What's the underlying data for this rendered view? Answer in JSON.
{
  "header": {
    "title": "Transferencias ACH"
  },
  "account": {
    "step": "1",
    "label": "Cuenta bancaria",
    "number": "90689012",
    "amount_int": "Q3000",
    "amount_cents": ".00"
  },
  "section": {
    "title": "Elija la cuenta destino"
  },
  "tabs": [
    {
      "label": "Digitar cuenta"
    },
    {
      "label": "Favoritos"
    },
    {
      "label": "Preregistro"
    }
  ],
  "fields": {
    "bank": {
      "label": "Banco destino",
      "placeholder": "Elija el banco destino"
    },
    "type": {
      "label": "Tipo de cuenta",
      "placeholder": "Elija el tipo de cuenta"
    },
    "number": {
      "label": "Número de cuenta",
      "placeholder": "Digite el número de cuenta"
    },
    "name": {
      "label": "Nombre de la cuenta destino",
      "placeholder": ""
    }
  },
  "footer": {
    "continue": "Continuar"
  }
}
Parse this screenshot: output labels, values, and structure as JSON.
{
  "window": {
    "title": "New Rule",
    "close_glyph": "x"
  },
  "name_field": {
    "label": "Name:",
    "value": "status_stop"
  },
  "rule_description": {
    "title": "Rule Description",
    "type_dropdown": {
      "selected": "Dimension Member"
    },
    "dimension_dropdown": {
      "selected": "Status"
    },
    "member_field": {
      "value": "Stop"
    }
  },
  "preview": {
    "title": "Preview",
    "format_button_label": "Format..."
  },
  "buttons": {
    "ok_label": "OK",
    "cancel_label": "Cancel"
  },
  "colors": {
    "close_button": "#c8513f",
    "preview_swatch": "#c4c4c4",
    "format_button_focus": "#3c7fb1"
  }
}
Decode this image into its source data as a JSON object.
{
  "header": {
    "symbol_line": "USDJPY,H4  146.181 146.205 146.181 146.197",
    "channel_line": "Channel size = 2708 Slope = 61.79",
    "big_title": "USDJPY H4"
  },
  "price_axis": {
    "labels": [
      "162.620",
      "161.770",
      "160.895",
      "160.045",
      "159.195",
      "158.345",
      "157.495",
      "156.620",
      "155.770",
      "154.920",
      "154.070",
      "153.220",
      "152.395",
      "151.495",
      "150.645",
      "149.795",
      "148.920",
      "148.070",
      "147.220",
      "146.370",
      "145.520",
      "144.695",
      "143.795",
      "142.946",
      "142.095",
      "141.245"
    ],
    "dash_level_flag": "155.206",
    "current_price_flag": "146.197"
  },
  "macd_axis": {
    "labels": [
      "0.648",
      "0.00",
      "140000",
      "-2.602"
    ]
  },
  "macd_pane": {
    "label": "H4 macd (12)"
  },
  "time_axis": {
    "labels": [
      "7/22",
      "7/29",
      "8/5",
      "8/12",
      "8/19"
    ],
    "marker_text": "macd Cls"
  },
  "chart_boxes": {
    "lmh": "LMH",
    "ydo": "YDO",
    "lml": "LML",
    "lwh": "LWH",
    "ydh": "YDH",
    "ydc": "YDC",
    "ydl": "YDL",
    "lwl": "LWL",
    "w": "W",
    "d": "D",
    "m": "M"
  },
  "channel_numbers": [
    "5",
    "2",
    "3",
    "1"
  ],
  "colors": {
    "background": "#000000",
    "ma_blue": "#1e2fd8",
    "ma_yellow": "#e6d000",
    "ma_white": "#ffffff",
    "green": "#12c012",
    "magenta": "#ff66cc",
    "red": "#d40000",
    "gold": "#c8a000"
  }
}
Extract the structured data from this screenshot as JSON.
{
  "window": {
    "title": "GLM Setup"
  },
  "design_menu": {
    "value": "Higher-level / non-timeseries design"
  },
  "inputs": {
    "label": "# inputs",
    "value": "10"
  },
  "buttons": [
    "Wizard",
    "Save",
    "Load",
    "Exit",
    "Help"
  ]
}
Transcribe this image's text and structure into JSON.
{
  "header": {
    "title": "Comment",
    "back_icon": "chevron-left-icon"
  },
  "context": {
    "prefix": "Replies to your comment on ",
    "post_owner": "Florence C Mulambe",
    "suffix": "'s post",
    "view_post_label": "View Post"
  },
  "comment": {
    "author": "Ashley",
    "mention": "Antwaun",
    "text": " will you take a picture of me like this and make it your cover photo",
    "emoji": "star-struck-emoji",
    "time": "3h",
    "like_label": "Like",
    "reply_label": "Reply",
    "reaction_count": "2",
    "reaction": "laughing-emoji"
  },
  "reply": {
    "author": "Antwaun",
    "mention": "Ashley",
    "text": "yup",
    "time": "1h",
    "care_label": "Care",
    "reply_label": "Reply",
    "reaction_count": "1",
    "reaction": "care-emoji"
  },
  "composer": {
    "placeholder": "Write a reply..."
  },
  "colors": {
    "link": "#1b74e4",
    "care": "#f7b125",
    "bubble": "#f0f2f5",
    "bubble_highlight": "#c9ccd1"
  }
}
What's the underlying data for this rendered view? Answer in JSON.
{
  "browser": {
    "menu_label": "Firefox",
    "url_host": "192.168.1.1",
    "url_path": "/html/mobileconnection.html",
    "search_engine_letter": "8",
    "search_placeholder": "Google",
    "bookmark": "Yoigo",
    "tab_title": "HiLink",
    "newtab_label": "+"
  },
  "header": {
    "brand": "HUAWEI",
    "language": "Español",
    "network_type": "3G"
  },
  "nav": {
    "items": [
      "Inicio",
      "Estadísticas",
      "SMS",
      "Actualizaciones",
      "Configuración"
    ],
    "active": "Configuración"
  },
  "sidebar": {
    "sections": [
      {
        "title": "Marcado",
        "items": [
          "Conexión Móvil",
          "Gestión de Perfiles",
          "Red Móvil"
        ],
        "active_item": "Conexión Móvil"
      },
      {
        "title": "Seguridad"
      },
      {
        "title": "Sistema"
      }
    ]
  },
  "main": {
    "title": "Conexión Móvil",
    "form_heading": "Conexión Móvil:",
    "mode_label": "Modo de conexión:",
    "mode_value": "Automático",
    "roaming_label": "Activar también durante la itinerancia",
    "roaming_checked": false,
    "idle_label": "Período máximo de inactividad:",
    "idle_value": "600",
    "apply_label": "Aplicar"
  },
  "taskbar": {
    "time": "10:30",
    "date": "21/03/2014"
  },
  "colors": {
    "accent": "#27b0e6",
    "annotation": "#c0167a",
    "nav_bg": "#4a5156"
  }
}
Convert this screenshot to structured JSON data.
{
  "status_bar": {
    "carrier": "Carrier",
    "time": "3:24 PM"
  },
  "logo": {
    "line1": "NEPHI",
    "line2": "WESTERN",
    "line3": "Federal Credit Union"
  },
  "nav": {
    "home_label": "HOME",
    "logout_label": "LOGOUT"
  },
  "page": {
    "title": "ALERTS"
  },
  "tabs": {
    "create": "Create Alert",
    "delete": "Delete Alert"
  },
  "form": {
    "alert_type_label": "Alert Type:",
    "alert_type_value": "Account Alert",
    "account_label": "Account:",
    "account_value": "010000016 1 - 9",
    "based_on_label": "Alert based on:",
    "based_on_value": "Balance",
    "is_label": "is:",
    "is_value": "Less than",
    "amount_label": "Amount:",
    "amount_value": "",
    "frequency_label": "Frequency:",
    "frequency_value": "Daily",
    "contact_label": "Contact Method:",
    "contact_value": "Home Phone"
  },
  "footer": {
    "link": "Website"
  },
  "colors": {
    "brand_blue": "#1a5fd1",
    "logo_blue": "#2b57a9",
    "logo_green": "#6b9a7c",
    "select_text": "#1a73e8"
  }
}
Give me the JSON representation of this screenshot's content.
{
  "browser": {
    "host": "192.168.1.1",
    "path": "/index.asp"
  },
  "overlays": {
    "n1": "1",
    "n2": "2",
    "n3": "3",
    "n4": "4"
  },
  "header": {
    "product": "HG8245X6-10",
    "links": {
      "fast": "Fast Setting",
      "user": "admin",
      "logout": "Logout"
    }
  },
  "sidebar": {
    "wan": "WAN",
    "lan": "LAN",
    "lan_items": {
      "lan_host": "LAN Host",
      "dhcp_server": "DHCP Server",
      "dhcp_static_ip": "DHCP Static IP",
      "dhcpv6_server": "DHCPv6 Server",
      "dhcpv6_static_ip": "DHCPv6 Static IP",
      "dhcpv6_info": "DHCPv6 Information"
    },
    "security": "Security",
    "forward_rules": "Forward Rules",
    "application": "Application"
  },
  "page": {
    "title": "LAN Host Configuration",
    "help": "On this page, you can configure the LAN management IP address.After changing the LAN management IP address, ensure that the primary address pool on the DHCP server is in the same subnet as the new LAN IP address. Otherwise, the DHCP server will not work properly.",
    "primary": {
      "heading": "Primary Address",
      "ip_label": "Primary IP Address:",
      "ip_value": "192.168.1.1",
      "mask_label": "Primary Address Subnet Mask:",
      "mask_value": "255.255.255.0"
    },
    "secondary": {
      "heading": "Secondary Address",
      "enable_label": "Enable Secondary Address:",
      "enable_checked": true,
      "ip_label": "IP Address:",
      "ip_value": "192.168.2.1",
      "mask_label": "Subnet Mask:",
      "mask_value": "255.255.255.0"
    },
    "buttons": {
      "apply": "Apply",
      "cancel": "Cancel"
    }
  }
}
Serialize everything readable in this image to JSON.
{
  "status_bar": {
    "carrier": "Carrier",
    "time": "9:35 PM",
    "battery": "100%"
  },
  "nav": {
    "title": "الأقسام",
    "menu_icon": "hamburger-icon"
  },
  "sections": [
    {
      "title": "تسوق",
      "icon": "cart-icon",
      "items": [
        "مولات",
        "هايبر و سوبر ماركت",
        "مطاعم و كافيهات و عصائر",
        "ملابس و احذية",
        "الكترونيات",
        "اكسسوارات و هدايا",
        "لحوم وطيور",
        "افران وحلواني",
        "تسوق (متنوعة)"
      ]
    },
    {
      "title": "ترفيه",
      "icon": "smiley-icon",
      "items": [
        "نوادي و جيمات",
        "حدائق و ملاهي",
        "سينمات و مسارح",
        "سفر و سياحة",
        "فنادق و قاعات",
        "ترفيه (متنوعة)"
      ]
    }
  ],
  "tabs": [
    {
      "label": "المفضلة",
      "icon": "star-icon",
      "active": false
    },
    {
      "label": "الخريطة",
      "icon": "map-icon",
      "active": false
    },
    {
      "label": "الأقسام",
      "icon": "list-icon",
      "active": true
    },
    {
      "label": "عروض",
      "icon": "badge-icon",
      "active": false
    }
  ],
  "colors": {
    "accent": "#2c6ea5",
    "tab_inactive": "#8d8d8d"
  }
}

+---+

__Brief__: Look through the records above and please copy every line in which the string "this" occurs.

__Task output__:
What's the underlying data for this rendered view? Answer in JSON.
Parse this screenshot: output labels, values, and structure as JSON.
Decode this image into its source data as a JSON object.
Extract the structured data from this screenshot as JSON.
Transcribe this image's text and structure into JSON.
    "text": " will you take a picture of me like this and make it your cover photo",
What's the underlying data for this rendered view? Answer in JSON.
Convert this screenshot to structured JSON data.
Give me the JSON representation of this screenshot's content.
    "help": "On this page, you can configure the LAN management IP address.After changing the LAN management IP address, ensure that the primary address pool on the DHCP server is in the same subnet as the new LAN IP address. Otherwise, the DHCP server will not work properly.",
Serialize everything readable in this image to JSON.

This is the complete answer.